He conceded that the TV debates would only influence public opinion severely if one of the parties made it into a campaign theme, and the issue gained more momentum. But even then he warned: "The blame game will fly in every possible direction and it's unlikely to stick on one particularly person even though it's very clear David Cameron does not want these debates in a million years."

Tea towel politics

Brian Wheeler

Political reporter

Labour tea towels
Other
Labour aims to clean-up with its vintage tea towel offer

Is Ben Elton sending you emails? You must be on a Labour Party database. All the parties are using tricks learned from direct marketing to sell merchandise - including novelty tea towels and fridge magnets - and raise funds. I cast an eye over the best and worst efforts

in this piece.

Ban on MPs' dinner expenses

MPs will be banned from claiming expenses for dinners, TV licences and pre-23:00 taxis after the general election - even if their 10% pay hike does not go ahead. The Independent Parliamentary Standards Authority (Ipsa) proposed a raft of curbs to perks in 2013 as part of a wider package that included salaries rising from £67,000 to £74,000. But the watchdog has now confirmed that politicians' expenses will be cut from 8 May, even though the pay rise is still subject to review and David Cameron, Ed Miliband and Nick Clegg have signalled they may block it.

'Farage is a feminist issue'

House of Lords

Parliament

Baroness Crawley
BBC

Across in the House of Lords a debate is ongoing about women's economic empowerment. Baroness Crawley - the former chairwoman of the Women's National Commission, and now Labour peer - has focused on how it might be affected if the UK were to leave the EU, and she warns that "Farage is a feminist issue". She argues that leaving the EU would hurt women's economic empowerment. "The EU is not only the UK's largest economic market, it's also the union that helped establish standards for working men and women for their rights at work," she tells peers. "I would not want to see women in the UK miss out on future rights for work by leaving the European Union."

More from SNP on TV debates

Stuart Hosie
BBC

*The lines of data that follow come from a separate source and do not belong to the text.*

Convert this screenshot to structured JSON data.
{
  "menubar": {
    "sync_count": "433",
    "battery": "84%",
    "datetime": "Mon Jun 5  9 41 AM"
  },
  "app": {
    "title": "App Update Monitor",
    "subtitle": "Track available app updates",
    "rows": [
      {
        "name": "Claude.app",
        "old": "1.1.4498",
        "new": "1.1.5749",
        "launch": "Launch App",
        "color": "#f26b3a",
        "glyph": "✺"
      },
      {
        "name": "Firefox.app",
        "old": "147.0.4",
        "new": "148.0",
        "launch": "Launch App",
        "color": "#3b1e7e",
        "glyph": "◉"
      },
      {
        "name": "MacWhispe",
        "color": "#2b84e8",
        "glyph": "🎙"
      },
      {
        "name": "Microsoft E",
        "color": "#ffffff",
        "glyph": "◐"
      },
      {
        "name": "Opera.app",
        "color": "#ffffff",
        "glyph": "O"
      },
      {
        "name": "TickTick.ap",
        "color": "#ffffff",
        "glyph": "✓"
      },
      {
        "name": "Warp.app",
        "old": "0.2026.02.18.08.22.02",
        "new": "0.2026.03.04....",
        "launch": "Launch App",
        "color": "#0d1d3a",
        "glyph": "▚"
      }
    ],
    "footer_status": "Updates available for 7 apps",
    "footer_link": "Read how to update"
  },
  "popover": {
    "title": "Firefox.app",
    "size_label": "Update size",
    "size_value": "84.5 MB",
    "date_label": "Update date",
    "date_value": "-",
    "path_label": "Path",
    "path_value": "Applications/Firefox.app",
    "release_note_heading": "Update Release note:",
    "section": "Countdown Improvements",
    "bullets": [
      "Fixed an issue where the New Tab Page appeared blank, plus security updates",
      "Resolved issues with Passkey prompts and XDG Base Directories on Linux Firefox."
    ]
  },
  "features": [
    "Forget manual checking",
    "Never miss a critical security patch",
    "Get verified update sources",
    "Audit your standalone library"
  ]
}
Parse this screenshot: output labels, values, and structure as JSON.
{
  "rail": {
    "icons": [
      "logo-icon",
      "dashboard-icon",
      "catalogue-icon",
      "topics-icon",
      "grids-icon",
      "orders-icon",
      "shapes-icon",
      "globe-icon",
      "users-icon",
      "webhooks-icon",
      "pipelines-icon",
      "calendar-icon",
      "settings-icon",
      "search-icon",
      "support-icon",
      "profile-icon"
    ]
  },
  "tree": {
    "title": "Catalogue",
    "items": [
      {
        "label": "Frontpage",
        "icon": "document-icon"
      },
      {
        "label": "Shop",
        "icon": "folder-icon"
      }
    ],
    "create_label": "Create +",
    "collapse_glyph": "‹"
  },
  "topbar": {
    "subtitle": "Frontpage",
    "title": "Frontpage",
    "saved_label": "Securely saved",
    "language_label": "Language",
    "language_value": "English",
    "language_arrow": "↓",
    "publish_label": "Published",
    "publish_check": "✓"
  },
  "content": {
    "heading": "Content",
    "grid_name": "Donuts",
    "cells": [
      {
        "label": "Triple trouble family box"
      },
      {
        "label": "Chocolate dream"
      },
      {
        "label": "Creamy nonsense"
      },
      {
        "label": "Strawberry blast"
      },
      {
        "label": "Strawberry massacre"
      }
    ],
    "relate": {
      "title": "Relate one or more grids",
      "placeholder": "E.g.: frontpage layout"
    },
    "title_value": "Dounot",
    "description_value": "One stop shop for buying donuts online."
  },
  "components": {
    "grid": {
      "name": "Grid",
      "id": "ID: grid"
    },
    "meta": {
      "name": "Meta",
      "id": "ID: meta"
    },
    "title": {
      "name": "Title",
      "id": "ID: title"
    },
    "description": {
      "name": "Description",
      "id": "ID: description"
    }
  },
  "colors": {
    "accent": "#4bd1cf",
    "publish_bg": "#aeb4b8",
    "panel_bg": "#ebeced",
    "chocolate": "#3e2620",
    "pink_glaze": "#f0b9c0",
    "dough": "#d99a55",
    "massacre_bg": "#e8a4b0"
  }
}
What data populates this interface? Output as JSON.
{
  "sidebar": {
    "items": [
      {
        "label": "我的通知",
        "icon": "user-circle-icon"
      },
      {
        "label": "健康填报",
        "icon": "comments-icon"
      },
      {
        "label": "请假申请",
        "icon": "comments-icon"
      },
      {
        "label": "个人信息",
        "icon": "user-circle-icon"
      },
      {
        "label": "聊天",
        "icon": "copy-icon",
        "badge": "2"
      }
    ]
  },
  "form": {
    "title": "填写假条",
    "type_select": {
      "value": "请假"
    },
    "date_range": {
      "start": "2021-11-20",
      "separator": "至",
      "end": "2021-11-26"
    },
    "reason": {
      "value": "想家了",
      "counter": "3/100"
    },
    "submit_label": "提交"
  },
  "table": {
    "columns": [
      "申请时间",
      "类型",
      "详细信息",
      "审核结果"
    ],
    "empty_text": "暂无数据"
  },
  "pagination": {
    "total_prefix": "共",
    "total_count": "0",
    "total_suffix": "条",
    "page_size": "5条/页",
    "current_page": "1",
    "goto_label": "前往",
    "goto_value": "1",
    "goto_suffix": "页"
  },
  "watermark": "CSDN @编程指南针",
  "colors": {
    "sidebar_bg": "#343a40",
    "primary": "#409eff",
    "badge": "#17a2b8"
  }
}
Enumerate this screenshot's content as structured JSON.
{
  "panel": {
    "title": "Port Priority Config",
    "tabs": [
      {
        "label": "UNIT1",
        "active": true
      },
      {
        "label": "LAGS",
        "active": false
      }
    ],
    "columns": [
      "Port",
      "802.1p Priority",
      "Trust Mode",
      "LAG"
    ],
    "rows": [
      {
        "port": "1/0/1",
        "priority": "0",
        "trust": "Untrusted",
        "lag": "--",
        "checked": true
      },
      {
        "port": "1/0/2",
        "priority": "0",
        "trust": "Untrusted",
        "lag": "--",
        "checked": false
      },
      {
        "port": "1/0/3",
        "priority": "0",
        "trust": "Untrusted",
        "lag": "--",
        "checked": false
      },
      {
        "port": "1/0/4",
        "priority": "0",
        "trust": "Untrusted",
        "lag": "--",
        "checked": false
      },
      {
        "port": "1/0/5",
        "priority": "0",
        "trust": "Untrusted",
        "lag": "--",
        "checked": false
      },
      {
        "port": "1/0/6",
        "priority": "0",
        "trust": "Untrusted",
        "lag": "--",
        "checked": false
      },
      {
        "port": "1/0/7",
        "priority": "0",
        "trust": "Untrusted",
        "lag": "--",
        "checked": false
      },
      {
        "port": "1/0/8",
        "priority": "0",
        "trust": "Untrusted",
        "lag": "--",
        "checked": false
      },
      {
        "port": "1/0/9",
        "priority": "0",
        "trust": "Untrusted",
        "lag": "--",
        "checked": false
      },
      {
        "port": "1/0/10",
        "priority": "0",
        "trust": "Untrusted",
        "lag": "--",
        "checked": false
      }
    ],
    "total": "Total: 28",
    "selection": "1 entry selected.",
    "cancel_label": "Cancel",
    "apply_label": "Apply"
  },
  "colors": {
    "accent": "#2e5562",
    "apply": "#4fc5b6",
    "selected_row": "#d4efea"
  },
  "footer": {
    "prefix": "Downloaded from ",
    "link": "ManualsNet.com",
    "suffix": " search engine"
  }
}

Deputy leader of the SNP Stewart Hosie said: "What David Cameron is doing is giving a very good impression of actually running scared from having his record held up to scrutiny." He adds: "What we cannot have is one politician - however important - dictating the terms of the debates for everyone else."